_Exercise requirements_.
Among the entries below, find the lines with the word "badge" and copy them.
[Records supplied Boundary: Start]
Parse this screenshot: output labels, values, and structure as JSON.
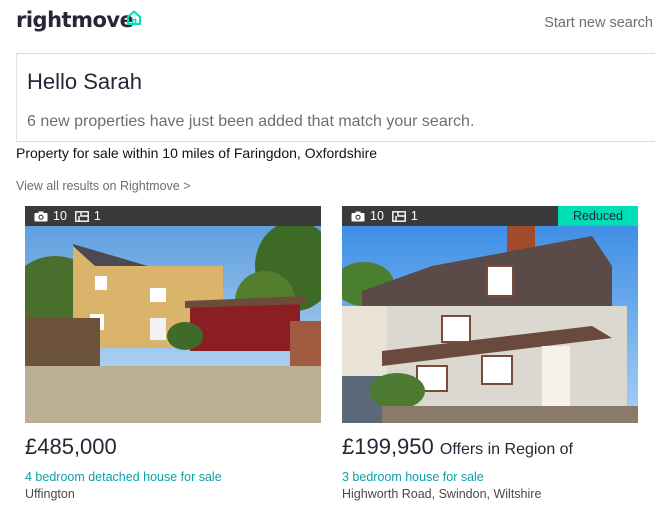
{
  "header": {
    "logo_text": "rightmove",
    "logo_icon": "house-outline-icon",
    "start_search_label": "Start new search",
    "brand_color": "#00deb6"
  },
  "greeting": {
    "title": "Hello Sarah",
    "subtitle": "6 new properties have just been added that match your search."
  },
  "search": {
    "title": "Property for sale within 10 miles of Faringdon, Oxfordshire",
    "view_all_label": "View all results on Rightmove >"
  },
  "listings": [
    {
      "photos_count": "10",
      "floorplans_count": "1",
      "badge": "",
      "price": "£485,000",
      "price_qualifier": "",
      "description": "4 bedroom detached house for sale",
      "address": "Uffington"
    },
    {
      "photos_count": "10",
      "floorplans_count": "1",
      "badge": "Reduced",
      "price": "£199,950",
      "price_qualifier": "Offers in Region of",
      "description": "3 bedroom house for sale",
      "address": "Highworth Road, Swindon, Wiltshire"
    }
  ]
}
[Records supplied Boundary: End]
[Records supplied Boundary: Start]
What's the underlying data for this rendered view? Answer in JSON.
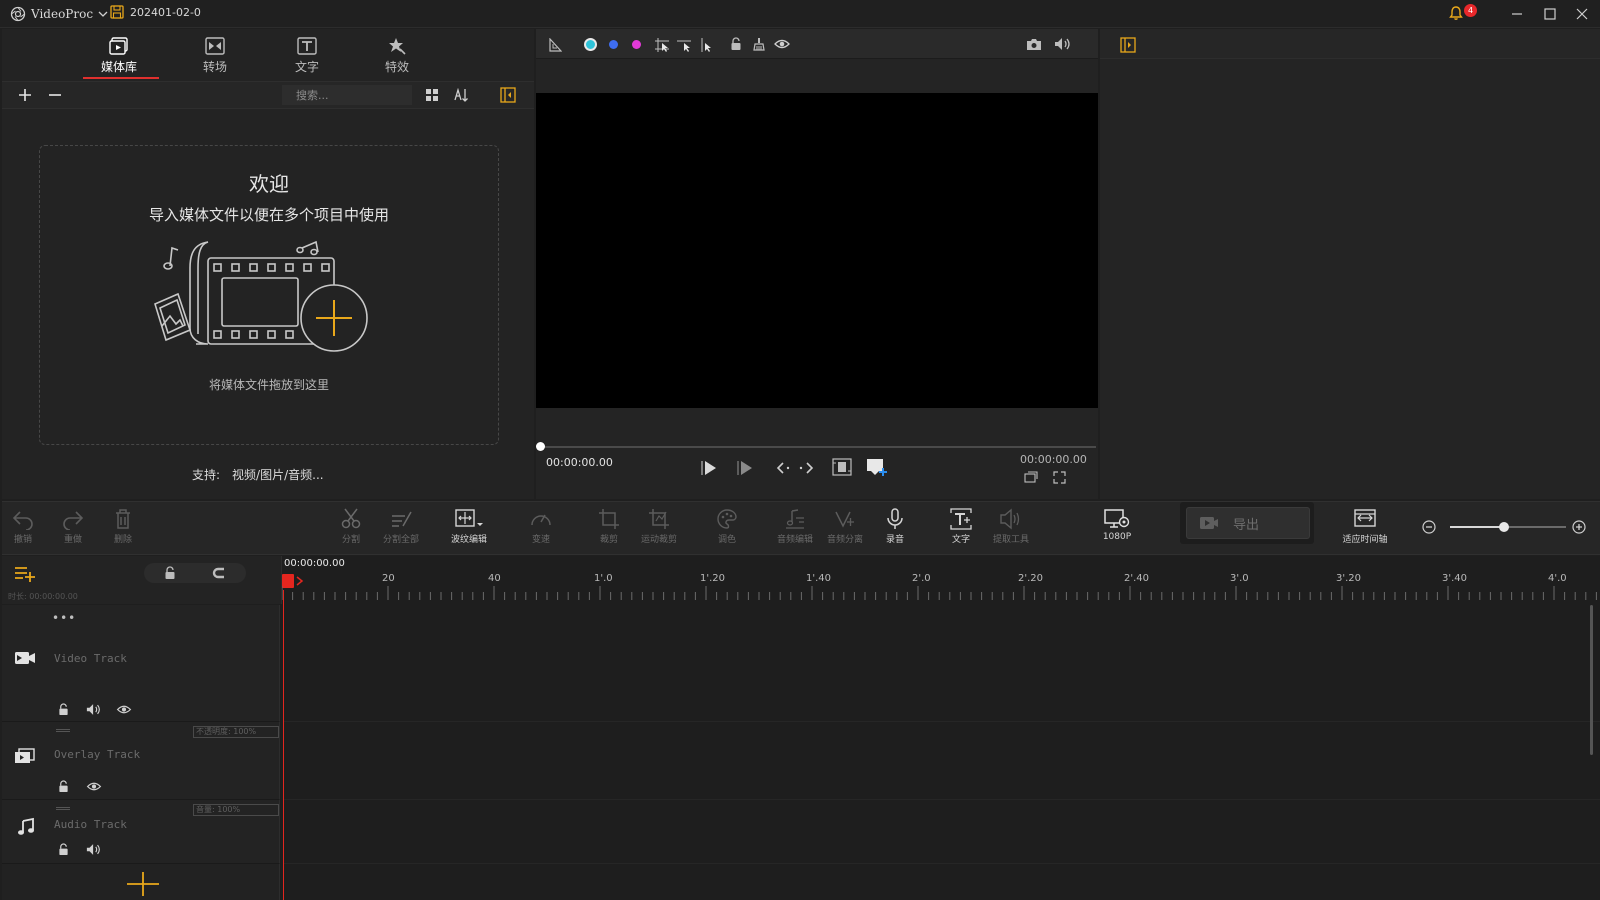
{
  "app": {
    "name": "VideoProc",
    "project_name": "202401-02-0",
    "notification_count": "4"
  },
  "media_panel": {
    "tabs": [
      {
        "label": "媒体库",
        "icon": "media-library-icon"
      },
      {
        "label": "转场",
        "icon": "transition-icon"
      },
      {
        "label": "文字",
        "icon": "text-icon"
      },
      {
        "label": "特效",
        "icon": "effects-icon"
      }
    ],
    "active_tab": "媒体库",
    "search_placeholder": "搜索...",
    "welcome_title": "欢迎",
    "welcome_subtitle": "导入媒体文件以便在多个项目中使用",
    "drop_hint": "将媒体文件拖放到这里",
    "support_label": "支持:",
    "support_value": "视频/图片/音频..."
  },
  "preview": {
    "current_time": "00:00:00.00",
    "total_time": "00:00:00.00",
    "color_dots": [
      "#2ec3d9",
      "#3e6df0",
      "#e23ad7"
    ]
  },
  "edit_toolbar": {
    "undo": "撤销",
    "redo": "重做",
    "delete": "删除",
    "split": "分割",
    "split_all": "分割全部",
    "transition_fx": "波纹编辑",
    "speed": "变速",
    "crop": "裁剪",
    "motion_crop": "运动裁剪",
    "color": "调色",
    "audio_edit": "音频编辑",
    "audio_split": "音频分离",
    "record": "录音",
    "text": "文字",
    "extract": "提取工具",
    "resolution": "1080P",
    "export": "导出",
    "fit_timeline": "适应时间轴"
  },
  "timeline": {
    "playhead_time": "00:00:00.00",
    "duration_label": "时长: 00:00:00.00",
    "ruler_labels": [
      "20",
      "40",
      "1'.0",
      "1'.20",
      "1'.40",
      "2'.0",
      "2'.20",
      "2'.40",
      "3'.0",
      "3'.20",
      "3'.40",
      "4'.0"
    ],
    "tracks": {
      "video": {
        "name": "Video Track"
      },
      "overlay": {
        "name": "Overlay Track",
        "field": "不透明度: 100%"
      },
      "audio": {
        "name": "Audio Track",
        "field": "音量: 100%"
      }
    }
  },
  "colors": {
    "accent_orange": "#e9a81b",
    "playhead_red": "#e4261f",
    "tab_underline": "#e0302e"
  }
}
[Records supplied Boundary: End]
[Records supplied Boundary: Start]
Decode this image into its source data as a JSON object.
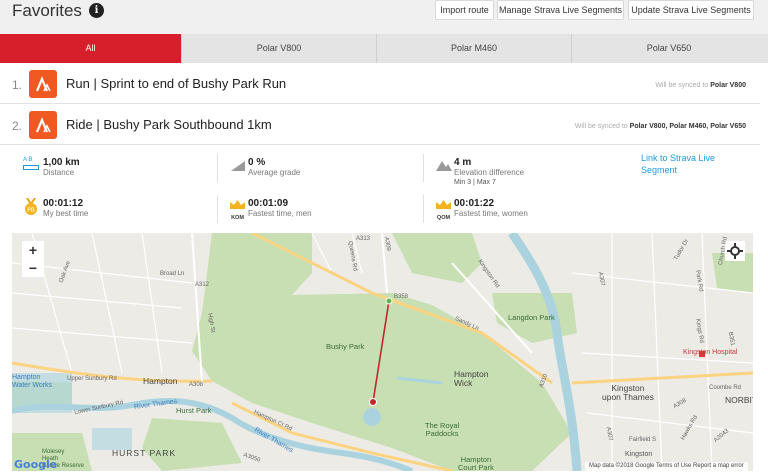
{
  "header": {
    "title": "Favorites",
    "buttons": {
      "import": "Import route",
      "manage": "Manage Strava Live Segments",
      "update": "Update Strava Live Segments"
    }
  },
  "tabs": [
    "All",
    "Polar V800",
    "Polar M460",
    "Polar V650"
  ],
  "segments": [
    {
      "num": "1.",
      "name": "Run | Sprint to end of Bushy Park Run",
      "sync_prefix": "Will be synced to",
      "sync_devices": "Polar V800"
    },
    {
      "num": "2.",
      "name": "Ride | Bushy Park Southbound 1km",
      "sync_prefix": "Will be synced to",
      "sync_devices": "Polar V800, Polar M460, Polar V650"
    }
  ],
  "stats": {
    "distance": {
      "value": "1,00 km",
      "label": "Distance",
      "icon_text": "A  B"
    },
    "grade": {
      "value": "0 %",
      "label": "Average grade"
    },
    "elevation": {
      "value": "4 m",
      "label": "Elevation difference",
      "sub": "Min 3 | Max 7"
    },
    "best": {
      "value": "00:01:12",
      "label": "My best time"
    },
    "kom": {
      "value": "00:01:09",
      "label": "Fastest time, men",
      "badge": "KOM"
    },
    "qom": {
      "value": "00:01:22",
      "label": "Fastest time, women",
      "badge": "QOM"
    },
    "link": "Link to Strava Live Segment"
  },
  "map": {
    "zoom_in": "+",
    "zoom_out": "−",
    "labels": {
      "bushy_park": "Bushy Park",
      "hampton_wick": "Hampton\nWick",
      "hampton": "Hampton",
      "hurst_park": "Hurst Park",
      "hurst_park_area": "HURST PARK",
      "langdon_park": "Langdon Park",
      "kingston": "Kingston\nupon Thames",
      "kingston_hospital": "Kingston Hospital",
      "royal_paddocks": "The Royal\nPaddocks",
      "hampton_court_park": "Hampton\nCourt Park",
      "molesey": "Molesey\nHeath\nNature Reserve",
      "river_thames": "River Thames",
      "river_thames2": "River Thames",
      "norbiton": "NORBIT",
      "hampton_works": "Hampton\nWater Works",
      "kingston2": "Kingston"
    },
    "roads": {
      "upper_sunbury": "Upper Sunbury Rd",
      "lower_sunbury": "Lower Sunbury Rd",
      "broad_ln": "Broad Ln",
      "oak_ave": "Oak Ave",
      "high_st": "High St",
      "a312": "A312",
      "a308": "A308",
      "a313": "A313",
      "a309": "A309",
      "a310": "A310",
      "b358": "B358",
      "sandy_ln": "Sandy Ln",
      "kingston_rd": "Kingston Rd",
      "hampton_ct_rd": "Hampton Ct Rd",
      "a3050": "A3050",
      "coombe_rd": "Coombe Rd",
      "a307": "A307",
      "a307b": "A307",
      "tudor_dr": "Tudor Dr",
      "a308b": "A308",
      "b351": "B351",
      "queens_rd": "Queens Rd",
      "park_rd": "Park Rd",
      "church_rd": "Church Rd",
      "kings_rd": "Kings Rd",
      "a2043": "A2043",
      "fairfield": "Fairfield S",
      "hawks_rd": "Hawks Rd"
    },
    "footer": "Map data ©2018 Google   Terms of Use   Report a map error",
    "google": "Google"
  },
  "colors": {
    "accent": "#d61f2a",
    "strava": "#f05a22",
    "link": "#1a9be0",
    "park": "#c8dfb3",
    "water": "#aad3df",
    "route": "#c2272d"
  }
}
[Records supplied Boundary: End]
_Result_.
      "badge": "",
      "badge": "Reduced",
      "badge": "KOM"
      "badge": "QOM"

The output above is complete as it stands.